__Task objective__
Within the listing below, how many lines hold "copy"? Reply with that number and no other text.

--------------------------------------------------

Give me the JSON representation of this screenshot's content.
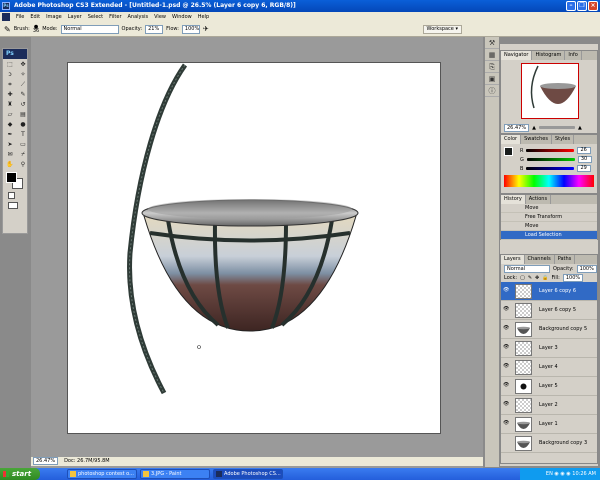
{
  "window": {
    "title": "Adobe Photoshop CS3 Extended - [Untitled-1.psd @ 26.5% (Layer 6 copy 6, RGB/8)]"
  },
  "menu": [
    "File",
    "Edit",
    "Image",
    "Layer",
    "Select",
    "Filter",
    "Analysis",
    "View",
    "Window",
    "Help"
  ],
  "options": {
    "brush_label": "Brush:",
    "brush_size": "36",
    "mode_label": "Mode:",
    "mode_value": "Normal",
    "opacity_label": "Opacity:",
    "opacity_value": "21%",
    "flow_label": "Flow:",
    "flow_value": "100%",
    "workspace": "Workspace"
  },
  "toolbox": {
    "logo": "Ps"
  },
  "status": {
    "zoom": "26.47%",
    "doc": "Doc: 26.7M/95.8M"
  },
  "navigator": {
    "tabs": [
      "Navigator",
      "Histogram",
      "Info"
    ],
    "zoom": "26.47%"
  },
  "color": {
    "tabs": [
      "Color",
      "Swatches",
      "Styles"
    ],
    "channels": [
      {
        "label": "R",
        "value": "26",
        "color": "#c0392b"
      },
      {
        "label": "G",
        "value": "30",
        "color": "#2e8b3a"
      },
      {
        "label": "B",
        "value": "29",
        "color": "#2b3fae"
      }
    ]
  },
  "history": {
    "tabs": [
      "History",
      "Actions"
    ],
    "items": [
      {
        "label": "Move",
        "selected": false
      },
      {
        "label": "Free Transform",
        "selected": false
      },
      {
        "label": "Move",
        "selected": false
      },
      {
        "label": "Load Selection",
        "selected": true
      }
    ]
  },
  "layers_panel": {
    "tabs": [
      "Layers",
      "Channels",
      "Paths"
    ],
    "blend_mode": "Normal",
    "opacity_label": "Opacity:",
    "opacity_value": "100%",
    "lock_label": "Lock:",
    "fill_label": "Fill:",
    "fill_value": "100%",
    "layers": [
      {
        "name": "Layer 6 copy 6",
        "selected": true,
        "visible": true,
        "thumb": "checker"
      },
      {
        "name": "Layer 6 copy 5",
        "selected": false,
        "visible": true,
        "thumb": "checker"
      },
      {
        "name": "Background copy 5",
        "selected": false,
        "visible": true,
        "thumb": "bowl"
      },
      {
        "name": "Layer 3",
        "selected": false,
        "visible": true,
        "thumb": "checker"
      },
      {
        "name": "Layer 4",
        "selected": false,
        "visible": true,
        "thumb": "checker"
      },
      {
        "name": "Layer 5",
        "selected": false,
        "visible": true,
        "thumb": "dot"
      },
      {
        "name": "Layer 2",
        "selected": false,
        "visible": true,
        "thumb": "checker"
      },
      {
        "name": "Layer 1",
        "selected": false,
        "visible": true,
        "thumb": "bowl"
      },
      {
        "name": "Background copy 3",
        "selected": false,
        "visible": false,
        "thumb": "bowl"
      }
    ]
  },
  "taskbar": {
    "start": "start",
    "tasks": [
      {
        "label": "photoshop contest o...",
        "active": false
      },
      {
        "label": "3.JPG - Paint",
        "active": false
      },
      {
        "label": "Adobe Photoshop CS...",
        "active": true
      }
    ],
    "lang": "EN",
    "clock": "10:26 AM"
  }
}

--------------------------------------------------

__Answer to this problem__
5